Election fever is upon us.  In a week's time, we will have a new Government and may face further political uncertainty and flux.  But some things are certain – we know we are in the midst of a climate and nature emergency and we need urgent action.  As I blogged recently, the State of Nature 2019 report shows that the decline in nature continues unabated.  Time is running out to secure nature’s recovery and it is essential that the new Government’s plans are proportionate to this challenge. 

 In the context of the planning system, this means questioning how we can deliver the homes the country needs without irreversible damage to nature.   It means ensuring our most special places for nature remain protected but also committing to delivering more for nature through development.   

It means legislating to avoid impacts in the first place and to ensure that that all developments deliver an overall gain for nature.  Such a mechanism could be transformative, contributing to a joined-up network of new habitats that support our existing special places and providing new nature reserves and green spaces so people can access nature.  It would mean improving the quality of where people live and in turn, significantly improving peoples’ quality of life – homes would be set within rolling parkland and children would be able to play safely in the woods.  England would be a green and pleasant land again…  

Whilst the principle of development doing more for nature sounds simple, there are some key tenets that must underpin any new system:    

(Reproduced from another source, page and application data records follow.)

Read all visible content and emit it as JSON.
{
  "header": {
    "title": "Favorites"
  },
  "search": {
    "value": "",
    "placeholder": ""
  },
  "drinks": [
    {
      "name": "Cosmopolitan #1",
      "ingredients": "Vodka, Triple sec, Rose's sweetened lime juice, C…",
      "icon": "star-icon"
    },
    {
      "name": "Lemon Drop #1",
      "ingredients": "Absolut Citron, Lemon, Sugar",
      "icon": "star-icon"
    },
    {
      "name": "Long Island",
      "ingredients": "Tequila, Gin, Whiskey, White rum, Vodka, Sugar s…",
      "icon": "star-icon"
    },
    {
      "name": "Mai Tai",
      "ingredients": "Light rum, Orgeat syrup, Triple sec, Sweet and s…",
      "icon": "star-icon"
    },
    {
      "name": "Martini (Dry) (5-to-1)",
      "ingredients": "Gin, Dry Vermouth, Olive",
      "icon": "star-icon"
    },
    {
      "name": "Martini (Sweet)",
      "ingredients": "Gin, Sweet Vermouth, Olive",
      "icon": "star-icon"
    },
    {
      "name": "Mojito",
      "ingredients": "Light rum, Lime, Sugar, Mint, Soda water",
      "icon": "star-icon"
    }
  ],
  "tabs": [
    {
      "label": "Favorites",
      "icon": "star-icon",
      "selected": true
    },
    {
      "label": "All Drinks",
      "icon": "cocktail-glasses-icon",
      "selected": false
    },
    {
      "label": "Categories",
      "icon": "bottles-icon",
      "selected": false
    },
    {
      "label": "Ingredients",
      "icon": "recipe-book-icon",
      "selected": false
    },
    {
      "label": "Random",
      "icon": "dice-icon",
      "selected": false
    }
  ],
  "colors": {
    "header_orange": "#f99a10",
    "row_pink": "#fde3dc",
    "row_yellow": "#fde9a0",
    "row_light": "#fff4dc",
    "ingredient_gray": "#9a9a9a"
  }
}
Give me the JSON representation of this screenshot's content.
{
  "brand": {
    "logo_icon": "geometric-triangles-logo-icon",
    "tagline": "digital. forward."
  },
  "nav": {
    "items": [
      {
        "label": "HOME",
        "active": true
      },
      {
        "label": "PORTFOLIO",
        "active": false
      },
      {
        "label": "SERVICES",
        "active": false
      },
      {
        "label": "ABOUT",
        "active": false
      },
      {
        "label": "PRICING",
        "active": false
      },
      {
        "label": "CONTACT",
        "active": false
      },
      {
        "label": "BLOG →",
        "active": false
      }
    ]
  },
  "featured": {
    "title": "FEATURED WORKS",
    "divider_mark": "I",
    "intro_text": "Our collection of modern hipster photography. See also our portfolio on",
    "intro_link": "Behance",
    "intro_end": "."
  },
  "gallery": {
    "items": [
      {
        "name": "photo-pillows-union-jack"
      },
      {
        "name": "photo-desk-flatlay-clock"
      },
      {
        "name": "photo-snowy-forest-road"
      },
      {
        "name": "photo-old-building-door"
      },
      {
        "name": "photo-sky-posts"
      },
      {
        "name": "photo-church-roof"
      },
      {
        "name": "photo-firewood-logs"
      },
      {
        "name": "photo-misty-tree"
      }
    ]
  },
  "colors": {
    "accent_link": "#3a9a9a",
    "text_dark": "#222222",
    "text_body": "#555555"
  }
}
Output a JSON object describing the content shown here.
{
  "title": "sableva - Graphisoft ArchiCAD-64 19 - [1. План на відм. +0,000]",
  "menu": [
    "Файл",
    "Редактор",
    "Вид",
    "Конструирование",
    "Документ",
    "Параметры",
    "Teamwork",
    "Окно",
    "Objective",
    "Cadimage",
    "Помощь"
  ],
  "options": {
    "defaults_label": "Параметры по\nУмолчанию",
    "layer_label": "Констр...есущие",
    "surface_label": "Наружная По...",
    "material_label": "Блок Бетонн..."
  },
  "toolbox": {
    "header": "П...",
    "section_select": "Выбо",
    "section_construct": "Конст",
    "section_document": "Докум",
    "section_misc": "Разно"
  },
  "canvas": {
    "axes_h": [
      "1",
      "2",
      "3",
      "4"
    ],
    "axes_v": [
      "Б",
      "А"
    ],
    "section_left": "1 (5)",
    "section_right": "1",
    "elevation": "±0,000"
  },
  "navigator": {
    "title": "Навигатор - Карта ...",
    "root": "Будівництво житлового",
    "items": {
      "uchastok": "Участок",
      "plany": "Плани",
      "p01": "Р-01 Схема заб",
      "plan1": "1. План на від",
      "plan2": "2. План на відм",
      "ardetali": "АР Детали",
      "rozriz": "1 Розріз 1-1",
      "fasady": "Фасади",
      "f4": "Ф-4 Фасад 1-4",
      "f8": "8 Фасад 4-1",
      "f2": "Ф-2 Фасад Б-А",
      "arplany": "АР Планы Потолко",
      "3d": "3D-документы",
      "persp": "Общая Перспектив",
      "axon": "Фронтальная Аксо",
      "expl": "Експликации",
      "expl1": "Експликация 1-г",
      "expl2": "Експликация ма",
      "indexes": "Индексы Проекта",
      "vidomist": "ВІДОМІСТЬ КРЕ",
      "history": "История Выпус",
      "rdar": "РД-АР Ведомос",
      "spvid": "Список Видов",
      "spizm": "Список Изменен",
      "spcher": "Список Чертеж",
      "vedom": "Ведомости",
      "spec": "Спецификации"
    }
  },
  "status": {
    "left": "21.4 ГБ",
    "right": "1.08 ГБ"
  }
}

  • Ensure the system sits within and is additional to our existing nature protection framework.  Importantly there must be a commitment to maintaining our existing environmental standards which have a critical role to play in protecting and enhancing nature.    
  • Enshrine the new system in law.  This ensures all developers are subject to the same requirements and everyone is delivering to the same standard.  
  • Set an ambitious level of gain for nature (at least 20% with scope to go further).  This recognises the inherent difficulties in creating new habitats but also demonstrates we are serious about protecting and restoring nature.  
  • Ensure new habitats created or enhanced are permanently secured through a robust legal agreement that sets out clear responsibilities for implementation and monitoring and management.  We need to redraw the nature map in England and recognise that just as people need forever homes so does wildlife.  
  • The system must apply to all but the most minor of developments (for example, small-scale extensions to existing homes), so all developments deliver gains for nature – including housing, industry and retail, transport, energy, water, and nationally significant infrastructure projects.  If the system is peppered with development exceptions and loopholes, then it will fail to deliver for nature.  The planning system has seen a creeping expansion of permitted development rights which allow some types of development to proceed without the need to make a planning application.   This is concerning.  Permitted development rights should be rolled back to further limit development exceptions.     
  • Any new system should not apply to internationally and nationally protected wildlife sites and irreplaceable habitats.  Protected sites have their own obligations and requirements which must be met in full by any development likely to have impact.  By their very nature, irreplaceable habitats such as ancient woodlands and blanket bogs cannot be recreated and so should not be part of any new system. 
  • The system must be capable of accounting for the different types of impacts on nature – direct, indirect, cumulative etc and be additional to protected species requirements.   
  • There must be a real renewed focus on strategic spatial planning nationally and sub-nationally so new development and gains for nature are genuinely plan-led.  This should include a plan for England which sets out a spatial vision for habitats and species.     
  • Improved access to independent ecologists and strategic spatial planners is essential.  This will ensure that ecological issues are understood, and the mitigation hierarchy is properly applied.  It will also mean that gains can be directed in line with conservation priorities and where access to nature is most needed.   

Providing gains for nature will not only support wildlife but also provide wider ecosystem benefits – the flooding in Yorkshire has highlighted the dangers of our changing climate and the need for a system change.  Restoring nature can reinstate natural flood management solutions, shore up carbon stores and help improve water quality.  Bringing natural greenspace and sustainable drainage systems into and around developments can help absorb heat during the hottest months and avoid flash flooding by storing water until floodwaters have receded.  And by urgently legislating so all new homes meet the highest sustainability standards (e.g. zero carbon) and are climate-resilient we can reduce emissions, reduce our water use and help reduce climate impacts on people and nature. 

If all this sounds like motherhood and apple pie well it is!  The public gets it – indeed this has been billed as the Climate Election – we just need the commitment from Government to drive this forward.    

To find out more about how you can help nature during this General Election, look here. 

 

 

 

 

 

Anonymous